(Material for the task begins)

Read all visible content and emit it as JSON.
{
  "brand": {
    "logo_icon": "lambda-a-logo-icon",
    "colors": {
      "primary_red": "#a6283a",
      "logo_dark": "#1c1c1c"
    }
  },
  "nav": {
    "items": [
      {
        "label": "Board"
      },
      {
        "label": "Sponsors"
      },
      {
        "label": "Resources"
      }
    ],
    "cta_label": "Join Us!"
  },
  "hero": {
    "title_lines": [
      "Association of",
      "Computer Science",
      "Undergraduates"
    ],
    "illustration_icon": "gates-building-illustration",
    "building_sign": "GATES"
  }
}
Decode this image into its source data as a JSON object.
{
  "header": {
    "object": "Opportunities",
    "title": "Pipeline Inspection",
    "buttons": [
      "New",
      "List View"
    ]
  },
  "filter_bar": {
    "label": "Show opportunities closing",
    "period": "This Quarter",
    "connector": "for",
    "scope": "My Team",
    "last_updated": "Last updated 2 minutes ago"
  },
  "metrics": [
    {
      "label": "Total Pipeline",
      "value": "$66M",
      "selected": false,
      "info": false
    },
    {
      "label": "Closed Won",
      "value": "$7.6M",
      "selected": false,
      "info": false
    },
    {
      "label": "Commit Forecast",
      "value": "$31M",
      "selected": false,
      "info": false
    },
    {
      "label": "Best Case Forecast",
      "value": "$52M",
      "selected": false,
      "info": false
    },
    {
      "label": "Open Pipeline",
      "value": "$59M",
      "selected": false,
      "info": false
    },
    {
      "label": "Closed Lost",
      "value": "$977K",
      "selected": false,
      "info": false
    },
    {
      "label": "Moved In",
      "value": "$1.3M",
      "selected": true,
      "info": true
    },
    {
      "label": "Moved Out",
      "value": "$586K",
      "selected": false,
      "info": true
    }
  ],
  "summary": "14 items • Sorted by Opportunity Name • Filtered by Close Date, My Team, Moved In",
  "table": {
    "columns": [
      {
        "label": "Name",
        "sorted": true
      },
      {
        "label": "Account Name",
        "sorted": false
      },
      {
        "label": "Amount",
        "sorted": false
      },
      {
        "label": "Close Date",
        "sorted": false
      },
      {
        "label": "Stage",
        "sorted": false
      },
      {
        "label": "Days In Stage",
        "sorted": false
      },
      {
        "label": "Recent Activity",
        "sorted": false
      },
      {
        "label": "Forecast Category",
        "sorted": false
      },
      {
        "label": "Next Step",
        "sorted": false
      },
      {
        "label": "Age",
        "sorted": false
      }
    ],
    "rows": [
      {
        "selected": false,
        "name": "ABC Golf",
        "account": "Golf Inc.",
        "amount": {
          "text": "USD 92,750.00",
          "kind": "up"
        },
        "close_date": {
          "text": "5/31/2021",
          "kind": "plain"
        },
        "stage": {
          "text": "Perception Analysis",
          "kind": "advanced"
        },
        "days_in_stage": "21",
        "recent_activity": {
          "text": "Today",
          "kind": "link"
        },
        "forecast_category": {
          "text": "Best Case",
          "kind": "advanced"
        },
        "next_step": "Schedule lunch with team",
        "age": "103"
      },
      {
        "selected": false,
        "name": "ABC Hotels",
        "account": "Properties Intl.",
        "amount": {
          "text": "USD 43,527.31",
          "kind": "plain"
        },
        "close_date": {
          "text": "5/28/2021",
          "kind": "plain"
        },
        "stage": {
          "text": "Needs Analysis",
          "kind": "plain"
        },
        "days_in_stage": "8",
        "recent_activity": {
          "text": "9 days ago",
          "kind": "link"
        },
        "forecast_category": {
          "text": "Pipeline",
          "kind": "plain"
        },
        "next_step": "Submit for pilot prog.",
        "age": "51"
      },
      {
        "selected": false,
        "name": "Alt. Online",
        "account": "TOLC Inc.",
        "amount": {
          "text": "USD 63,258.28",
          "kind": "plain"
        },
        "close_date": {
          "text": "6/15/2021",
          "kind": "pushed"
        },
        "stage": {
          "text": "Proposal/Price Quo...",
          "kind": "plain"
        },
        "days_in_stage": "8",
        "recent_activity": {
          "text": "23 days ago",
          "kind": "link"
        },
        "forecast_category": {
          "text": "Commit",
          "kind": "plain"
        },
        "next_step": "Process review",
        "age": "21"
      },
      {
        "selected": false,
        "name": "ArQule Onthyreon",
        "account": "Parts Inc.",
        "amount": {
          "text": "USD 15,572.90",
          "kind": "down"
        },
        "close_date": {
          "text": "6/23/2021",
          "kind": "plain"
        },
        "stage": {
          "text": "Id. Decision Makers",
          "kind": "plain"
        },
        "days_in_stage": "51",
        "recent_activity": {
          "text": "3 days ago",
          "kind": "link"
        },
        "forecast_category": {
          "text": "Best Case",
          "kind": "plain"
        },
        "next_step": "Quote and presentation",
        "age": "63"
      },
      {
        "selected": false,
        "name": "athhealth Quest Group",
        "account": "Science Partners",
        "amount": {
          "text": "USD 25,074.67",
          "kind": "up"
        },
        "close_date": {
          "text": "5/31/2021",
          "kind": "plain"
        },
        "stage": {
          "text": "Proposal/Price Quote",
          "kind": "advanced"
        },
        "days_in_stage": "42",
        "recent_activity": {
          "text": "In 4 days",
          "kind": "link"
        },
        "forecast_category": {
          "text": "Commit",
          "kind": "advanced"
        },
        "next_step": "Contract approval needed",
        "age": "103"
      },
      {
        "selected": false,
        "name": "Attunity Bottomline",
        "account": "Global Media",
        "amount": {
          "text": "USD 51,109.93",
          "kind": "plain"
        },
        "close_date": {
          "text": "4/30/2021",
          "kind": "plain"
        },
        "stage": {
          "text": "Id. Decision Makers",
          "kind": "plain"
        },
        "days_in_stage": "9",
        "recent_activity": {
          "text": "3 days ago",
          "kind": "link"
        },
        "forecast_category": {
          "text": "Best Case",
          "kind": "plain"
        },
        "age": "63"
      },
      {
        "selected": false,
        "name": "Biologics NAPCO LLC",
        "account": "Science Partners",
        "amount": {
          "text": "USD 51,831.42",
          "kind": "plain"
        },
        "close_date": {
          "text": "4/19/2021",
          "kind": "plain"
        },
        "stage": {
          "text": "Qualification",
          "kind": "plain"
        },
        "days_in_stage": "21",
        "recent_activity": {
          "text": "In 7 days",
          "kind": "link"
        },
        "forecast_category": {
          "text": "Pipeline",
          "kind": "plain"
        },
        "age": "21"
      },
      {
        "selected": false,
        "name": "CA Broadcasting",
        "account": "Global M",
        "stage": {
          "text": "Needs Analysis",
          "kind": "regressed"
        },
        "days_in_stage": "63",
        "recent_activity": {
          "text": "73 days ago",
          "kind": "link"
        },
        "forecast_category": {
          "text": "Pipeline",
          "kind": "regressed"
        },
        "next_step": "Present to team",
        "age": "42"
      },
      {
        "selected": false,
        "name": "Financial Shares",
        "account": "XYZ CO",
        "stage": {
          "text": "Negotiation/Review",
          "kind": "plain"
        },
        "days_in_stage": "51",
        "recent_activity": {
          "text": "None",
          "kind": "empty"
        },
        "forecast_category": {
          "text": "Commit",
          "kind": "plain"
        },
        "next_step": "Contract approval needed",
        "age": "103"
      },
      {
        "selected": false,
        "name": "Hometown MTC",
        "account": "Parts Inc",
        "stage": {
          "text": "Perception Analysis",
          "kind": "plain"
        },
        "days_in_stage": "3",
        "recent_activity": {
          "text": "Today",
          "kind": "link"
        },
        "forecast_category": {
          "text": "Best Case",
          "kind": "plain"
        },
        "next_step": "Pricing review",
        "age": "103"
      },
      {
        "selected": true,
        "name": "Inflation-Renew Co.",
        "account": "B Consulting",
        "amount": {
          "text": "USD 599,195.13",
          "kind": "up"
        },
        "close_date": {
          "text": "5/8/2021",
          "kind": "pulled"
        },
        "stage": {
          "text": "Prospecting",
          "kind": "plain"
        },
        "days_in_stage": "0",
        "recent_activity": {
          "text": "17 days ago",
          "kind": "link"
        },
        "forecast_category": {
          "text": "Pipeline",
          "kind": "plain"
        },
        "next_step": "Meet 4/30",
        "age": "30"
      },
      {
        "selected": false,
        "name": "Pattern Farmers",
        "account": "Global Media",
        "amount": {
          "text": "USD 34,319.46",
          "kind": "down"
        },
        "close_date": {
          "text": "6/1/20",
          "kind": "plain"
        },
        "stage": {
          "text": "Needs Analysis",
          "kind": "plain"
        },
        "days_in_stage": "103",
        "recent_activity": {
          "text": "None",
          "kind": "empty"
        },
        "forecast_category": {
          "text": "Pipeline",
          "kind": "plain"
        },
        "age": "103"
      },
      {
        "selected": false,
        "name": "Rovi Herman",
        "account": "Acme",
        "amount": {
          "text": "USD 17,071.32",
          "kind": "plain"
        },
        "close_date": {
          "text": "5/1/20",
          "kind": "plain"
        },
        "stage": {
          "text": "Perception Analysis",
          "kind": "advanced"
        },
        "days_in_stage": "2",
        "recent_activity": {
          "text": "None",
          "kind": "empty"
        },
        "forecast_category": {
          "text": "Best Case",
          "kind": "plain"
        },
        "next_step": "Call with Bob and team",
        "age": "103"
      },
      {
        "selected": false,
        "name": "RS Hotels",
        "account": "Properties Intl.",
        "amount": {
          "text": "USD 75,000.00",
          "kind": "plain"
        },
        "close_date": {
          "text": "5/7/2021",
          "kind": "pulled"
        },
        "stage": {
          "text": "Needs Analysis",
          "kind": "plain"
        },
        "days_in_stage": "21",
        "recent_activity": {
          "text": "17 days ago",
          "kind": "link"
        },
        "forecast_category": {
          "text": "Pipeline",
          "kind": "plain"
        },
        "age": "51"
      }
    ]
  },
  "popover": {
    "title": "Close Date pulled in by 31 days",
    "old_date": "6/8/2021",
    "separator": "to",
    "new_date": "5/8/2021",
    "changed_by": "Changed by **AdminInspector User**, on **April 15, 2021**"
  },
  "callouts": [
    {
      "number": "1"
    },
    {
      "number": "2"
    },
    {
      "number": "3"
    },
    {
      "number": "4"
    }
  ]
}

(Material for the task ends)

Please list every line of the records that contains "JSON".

Read all visible content and emit it as JSON.
Decode this image into its source data as a JSON object.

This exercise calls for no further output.